Have you ever sat down to write a song? How about a poem? Everybody's at least done the obligatory English class essay. Which means we all know what it's like to experience writer's block — that frustrating experience when the words just won't flow and your tempted to throw your computer and/or pencil out the window.
But potential lack of inspiration, also known as any artist's worst nightmare, isn't stopping local folk singer/songwriter Zach Fountain — who performs under the moniker Rushmore Beekeepers — from embarking on his latest mission: to write and record one song a week for an entire year.
"I'm really worried about that, actually," Fountain says of the threat of writers block putting the breaks on his project. "There was a period maybe between 2002 to 2004 where I was writing nonstop, but its slowed down since then. I haven't done as much writing in the past few years, and I'm hoping [writer's block] doesn't happen ... but it could make for some interesting songs."
The decision to make his latest quirky qualms accessible to the world via his personal website, rushmorebeekeepers.com, and Bandcamp,rushmorebeekeepers.bandcamp.com — his first song posted, "If I Left the Stove On," was written about his OCD fretting — is due in part to Fountain's need for a little accountability.
- Band Guide
- Rushmore Beekeepers

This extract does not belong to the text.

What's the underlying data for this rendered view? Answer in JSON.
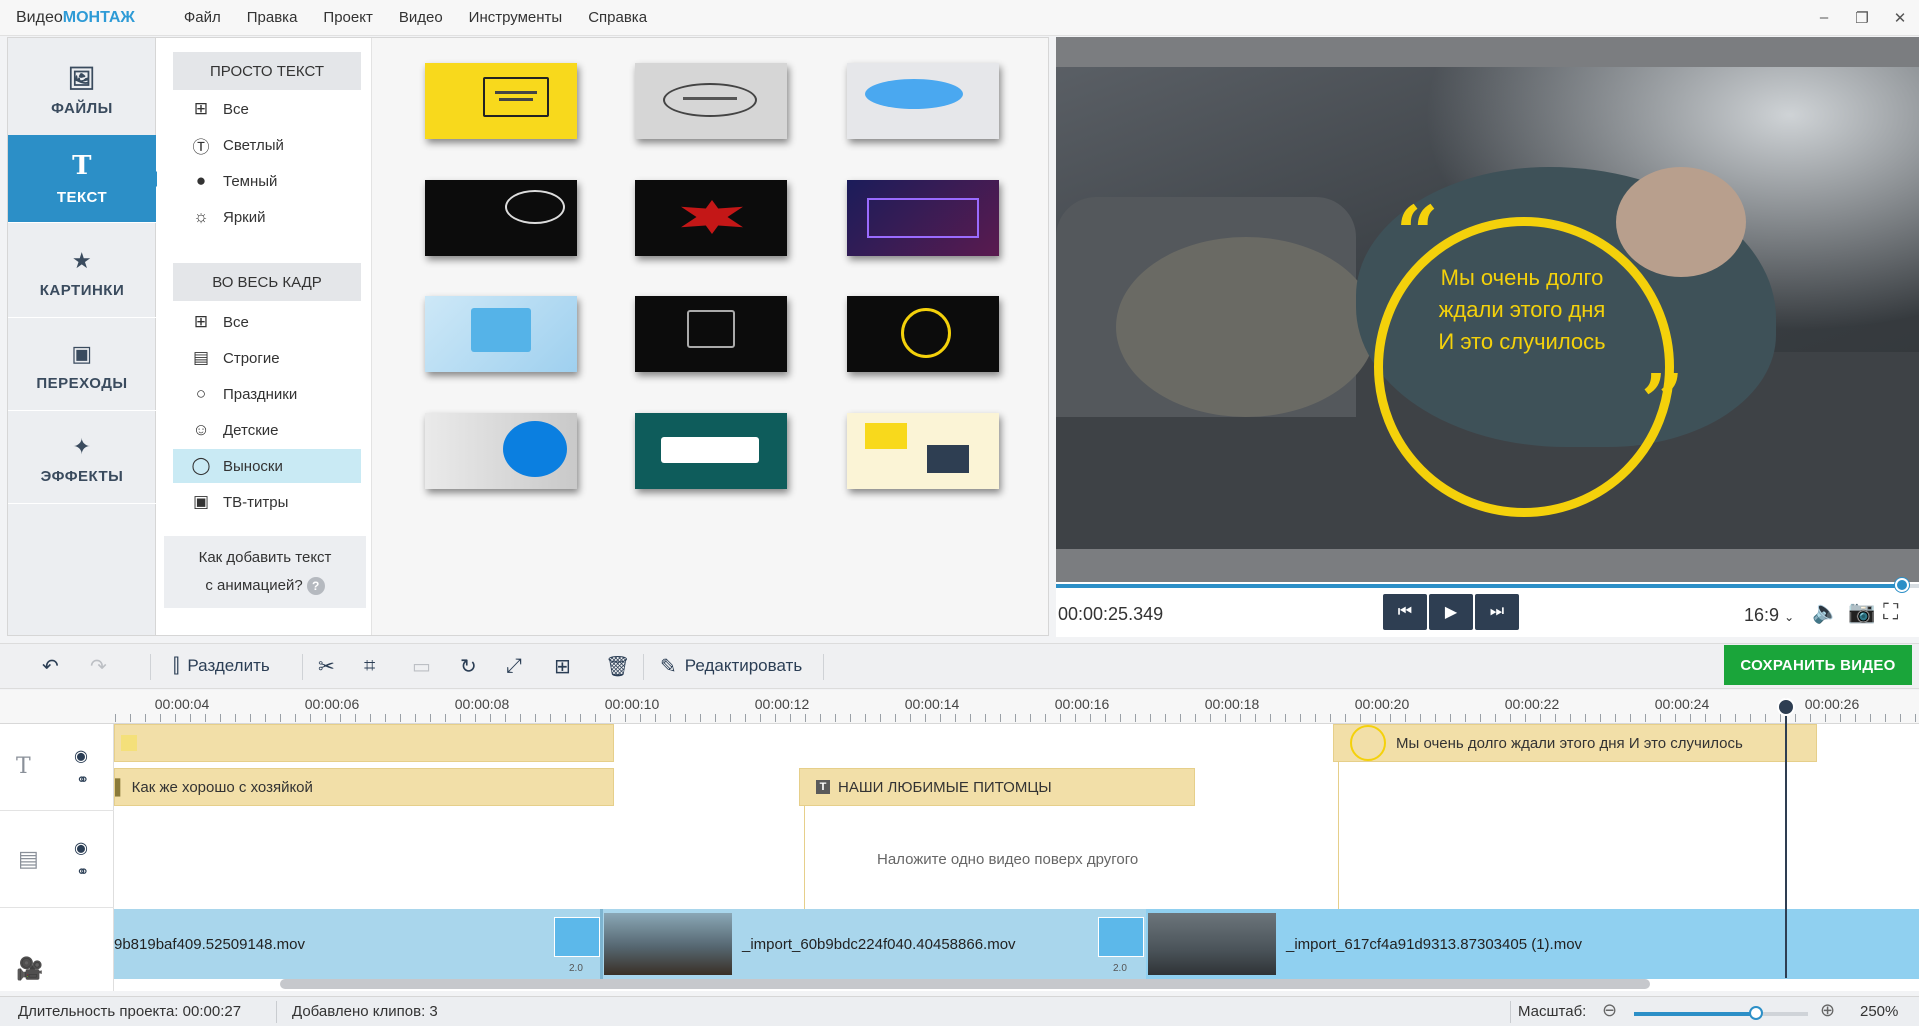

- "If I Left the Stove On" by Rushmore Beekeepers
"I decided to have it posted, downloadable and streaming [on the two websites] because if I was the only one expecting a song a week I wouldn't do it. That sense of obligation will keep me going."

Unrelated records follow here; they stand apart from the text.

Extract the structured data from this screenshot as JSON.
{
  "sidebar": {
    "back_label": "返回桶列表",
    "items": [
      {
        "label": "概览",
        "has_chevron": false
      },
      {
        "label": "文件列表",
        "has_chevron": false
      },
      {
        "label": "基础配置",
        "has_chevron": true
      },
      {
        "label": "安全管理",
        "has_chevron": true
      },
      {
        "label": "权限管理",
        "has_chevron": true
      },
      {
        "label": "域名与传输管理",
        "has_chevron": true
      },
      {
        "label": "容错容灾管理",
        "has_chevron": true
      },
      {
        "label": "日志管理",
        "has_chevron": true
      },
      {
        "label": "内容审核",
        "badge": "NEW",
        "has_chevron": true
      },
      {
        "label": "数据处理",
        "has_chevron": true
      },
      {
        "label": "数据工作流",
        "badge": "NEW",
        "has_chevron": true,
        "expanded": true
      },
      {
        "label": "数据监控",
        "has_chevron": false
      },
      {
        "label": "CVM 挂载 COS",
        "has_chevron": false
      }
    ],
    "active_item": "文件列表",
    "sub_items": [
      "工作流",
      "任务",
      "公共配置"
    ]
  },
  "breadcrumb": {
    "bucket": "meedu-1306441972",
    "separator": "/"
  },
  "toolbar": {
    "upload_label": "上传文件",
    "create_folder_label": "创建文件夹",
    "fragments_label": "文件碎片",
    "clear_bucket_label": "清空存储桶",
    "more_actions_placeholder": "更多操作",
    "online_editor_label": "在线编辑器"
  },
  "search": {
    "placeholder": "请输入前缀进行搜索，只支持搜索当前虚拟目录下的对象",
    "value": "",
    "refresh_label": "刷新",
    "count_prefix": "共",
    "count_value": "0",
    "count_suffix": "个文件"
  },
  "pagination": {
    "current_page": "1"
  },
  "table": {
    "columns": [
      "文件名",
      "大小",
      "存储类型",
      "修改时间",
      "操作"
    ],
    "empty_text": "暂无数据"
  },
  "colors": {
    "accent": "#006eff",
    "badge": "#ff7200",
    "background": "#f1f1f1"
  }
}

Fountain also is viewing his undertaking as an opportunity to sharpen his skills, something he says he learned from one of his idols.
"[Alternative/pop singer] Matthew Sweet said you should write a song a day just for practice," explains Fountain. "I thought about that for years, but I think that's too much for me to do. That's kind of a lot. But with a song a week there's a chance to write something decent and get it recorded."

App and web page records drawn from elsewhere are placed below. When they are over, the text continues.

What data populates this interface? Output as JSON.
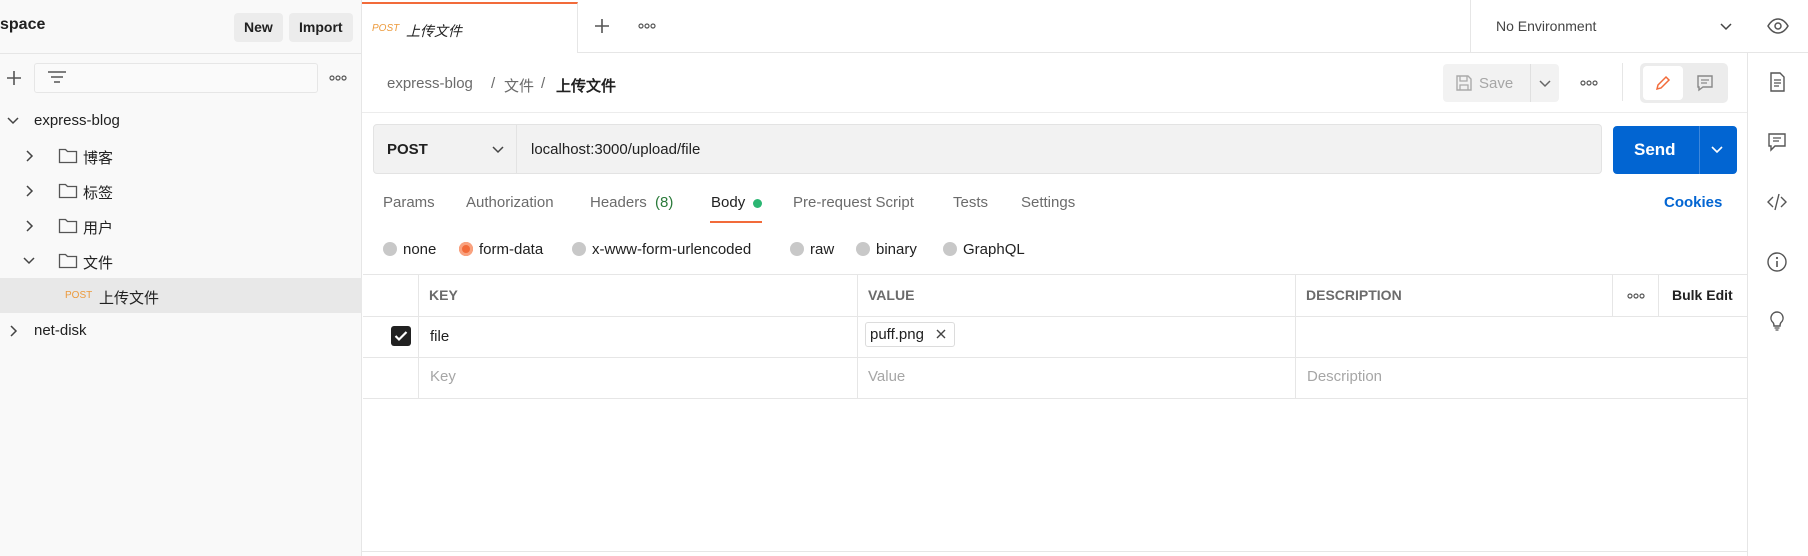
{
  "workspace": {
    "title": "space",
    "new_label": "New",
    "import_label": "Import"
  },
  "tree": {
    "collections": [
      {
        "label": "express-blog",
        "expanded": true
      },
      {
        "label": "net-disk",
        "expanded": false
      }
    ],
    "folders": [
      {
        "label": "博客",
        "expanded": false
      },
      {
        "label": "标签",
        "expanded": false
      },
      {
        "label": "用户",
        "expanded": false
      },
      {
        "label": "文件",
        "expanded": true
      }
    ],
    "request": {
      "method": "POST",
      "label": "上传文件"
    }
  },
  "tab": {
    "method": "POST",
    "title": "上传文件"
  },
  "environment": {
    "selected": "No Environment"
  },
  "breadcrumb": {
    "collection": "express-blog",
    "separator": "/",
    "folder": "文件",
    "request": "上传文件"
  },
  "toolbar": {
    "save_label": "Save"
  },
  "request": {
    "method": "POST",
    "url": "localhost:3000/upload/file",
    "send_label": "Send"
  },
  "request_tabs": {
    "params": "Params",
    "authorization": "Authorization",
    "headers": "Headers",
    "headers_count": "(8)",
    "body": "Body",
    "pre_request": "Pre-request Script",
    "tests": "Tests",
    "settings": "Settings",
    "cookies": "Cookies"
  },
  "body_types": {
    "none": "none",
    "form_data": "form-data",
    "urlencoded": "x-www-form-urlencoded",
    "raw": "raw",
    "binary": "binary",
    "graphql": "GraphQL",
    "selected": "form-data"
  },
  "table": {
    "headers": {
      "key": "KEY",
      "value": "VALUE",
      "description": "DESCRIPTION",
      "bulk_edit": "Bulk Edit"
    },
    "rows": [
      {
        "checked": true,
        "key": "file",
        "value_file": "puff.png",
        "description": ""
      }
    ],
    "placeholders": {
      "key": "Key",
      "value": "Value",
      "description": "Description"
    }
  },
  "colors": {
    "accent": "#f26b3a",
    "primary": "#0265d2",
    "method_post": "#ec9a3c",
    "status_dot": "#2bb673",
    "headers_count": "#2a7a3a"
  },
  "icons": [
    "plus-icon",
    "filter-icon",
    "more-icon",
    "chevron-down-icon",
    "chevron-right-icon",
    "folder-icon",
    "eye-icon",
    "save-icon",
    "pencil-icon",
    "comment-icon",
    "document-icon",
    "code-icon",
    "info-icon",
    "lightbulb-icon",
    "close-icon",
    "checkbox-icon"
  ]
}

Still in the first week of his journey, Fountain's only one song deep, but at the end of the year (assuming all goes as planned), he'll have close to 50 new songs under his belt. What's a singer to do with all that material?
"If they all turn out pretty good, I think it'd be neat to put them out on CD and some incentive to get it, like some kind of unique packaging. Or if I'm not writing a really good song every week, then maybe just a condensed CD. ... We'll see what happens."